Arnau also carved the other sculptures, the coat of arms made of symbols of the textile trade, and the little figures in the vegetation. The building is renowned as the home of Els Quatre Gats (‘The Four Cats’, slang for ‘Just a few guys’, but also recalling the famous Chat Noir in Paris), the bohemian taverna that provided much of the impetus for the city’s cultural life at the start of the 20th century.
Founded in 1897 by four former habitués of Montmartre — painters Santiago Rusinyol and Ramòn Casas, puppeteer Miquel Utrillo (father of the Parisian painter Maurice Utrillo) and the eccentric Pere Romeu (memorably described by Robert Huges as 'a tall, gangling failed painter, whose greasy hair, pop eyes, and yellow Bugs Bunny teeth, caricatured and preserved in scores of drawings, paintings and posters became one of the familar morifs of Catalan modernisme...Casas seems to have treated Romeu partly as a friend and partly as an odd human pet.')
By the time of Els Quatre Gats, Romeu had abandoned painting to devote himself to cabaret and cycling, and running things in the bar after a fashion, having a screaming fit if anyone touched a cobweb. The food was reputable terrible, and portions minuscule. Nevertheless, tt soon became the seat of Barcelona moderniste cool, an informal late-night meeting place and permanent salon for writers, artists, journalists and musicians, many of whom were subjects of charcoal sketches by Casas and the group's young protegé, Picasso.

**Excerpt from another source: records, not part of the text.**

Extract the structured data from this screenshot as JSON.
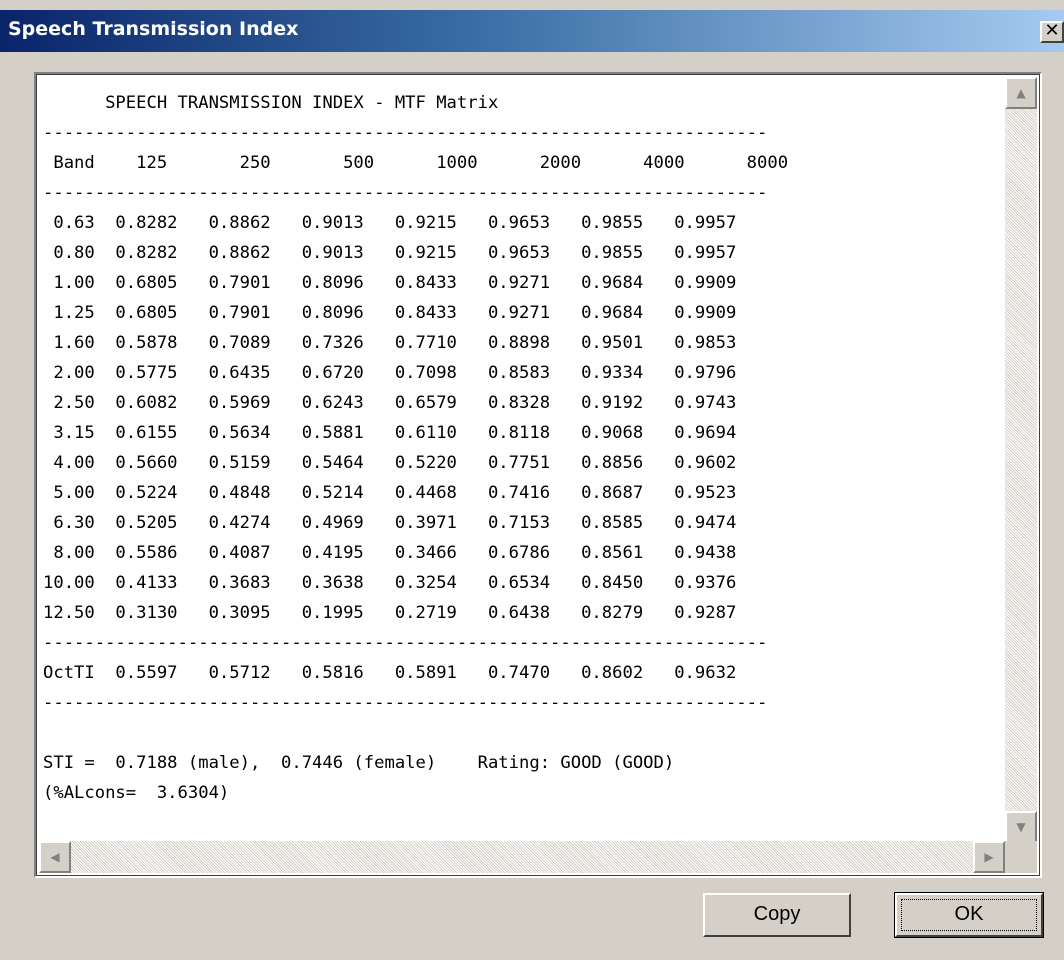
{
  "window": {
    "title": "Speech Transmission Index",
    "close_glyph": "✕"
  },
  "report": {
    "text": "      SPEECH TRANSMISSION INDEX - MTF Matrix\n----------------------------------------------------------------------\n Band    125       250       500      1000      2000      4000      8000\n----------------------------------------------------------------------\n 0.63  0.8282   0.8862   0.9013   0.9215   0.9653   0.9855   0.9957\n 0.80  0.8282   0.8862   0.9013   0.9215   0.9653   0.9855   0.9957\n 1.00  0.6805   0.7901   0.8096   0.8433   0.9271   0.9684   0.9909\n 1.25  0.6805   0.7901   0.8096   0.8433   0.9271   0.9684   0.9909\n 1.60  0.5878   0.7089   0.7326   0.7710   0.8898   0.9501   0.9853\n 2.00  0.5775   0.6435   0.6720   0.7098   0.8583   0.9334   0.9796\n 2.50  0.6082   0.5969   0.6243   0.6579   0.8328   0.9192   0.9743\n 3.15  0.6155   0.5634   0.5881   0.6110   0.8118   0.9068   0.9694\n 4.00  0.5660   0.5159   0.5464   0.5220   0.7751   0.8856   0.9602\n 5.00  0.5224   0.4848   0.5214   0.4468   0.7416   0.8687   0.9523\n 6.30  0.5205   0.4274   0.4969   0.3971   0.7153   0.8585   0.9474\n 8.00  0.5586   0.4087   0.4195   0.3466   0.6786   0.8561   0.9438\n10.00  0.4133   0.3683   0.3638   0.3254   0.6534   0.8450   0.9376\n12.50  0.3130   0.3095   0.1995   0.2719   0.6438   0.8279   0.9287\n----------------------------------------------------------------------\nOctTI  0.5597   0.5712   0.5816   0.5891   0.7470   0.8602   0.9632\n----------------------------------------------------------------------\n\nSTI =  0.7188 (male),  0.7446 (female)    Rating: GOOD (GOOD)\n(%ALcons=  3.6304)"
  },
  "scrollbar": {
    "up_glyph": "▲",
    "down_glyph": "▼",
    "left_glyph": "◀",
    "right_glyph": "▶"
  },
  "buttons": {
    "copy_label": "Copy",
    "ok_label": "OK"
  }
}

The Quatre Gats published its own art review and held avant garde shadow-puppet shows. Romeu's put on ombres xineses ('Chinese shadows') or shadow puppets, which he hoped would attract children (and their paying parents) but were also handy for satirizing current events and public figures. It also presented recitals by young composers Granados and Albéniz, and put on exhibitions, including the 18 year-old Picasso’s very first, in 1900.
Six years later, the place was taken over by Gaudí and Llimona’s pious Catholic Cercle de Sant Lluc, an art group founded in reaction to the blasphemous tomfoolery of Casas and Rusinyol.
Today there’s a new Quatre Gats. Instead of cobwebs, there's a painstaking reproduction of the original décor by Puig, with copies of the original paintings (many of which are now in MNAC).
The cooking is a melange of Barcelona favourites; local reviews range from great to not-so-hot. In the evening it's way pricey, with a piano player. Come for the more affordable lunch menu, and a look at a Barcelona landmark.
C/ de Montsió 3
metro: Urquinaona or Catalunya
+34 93 302 41 40
Images by: PD Art, Maria Rose Ferre, Creative Commons License, pixonomy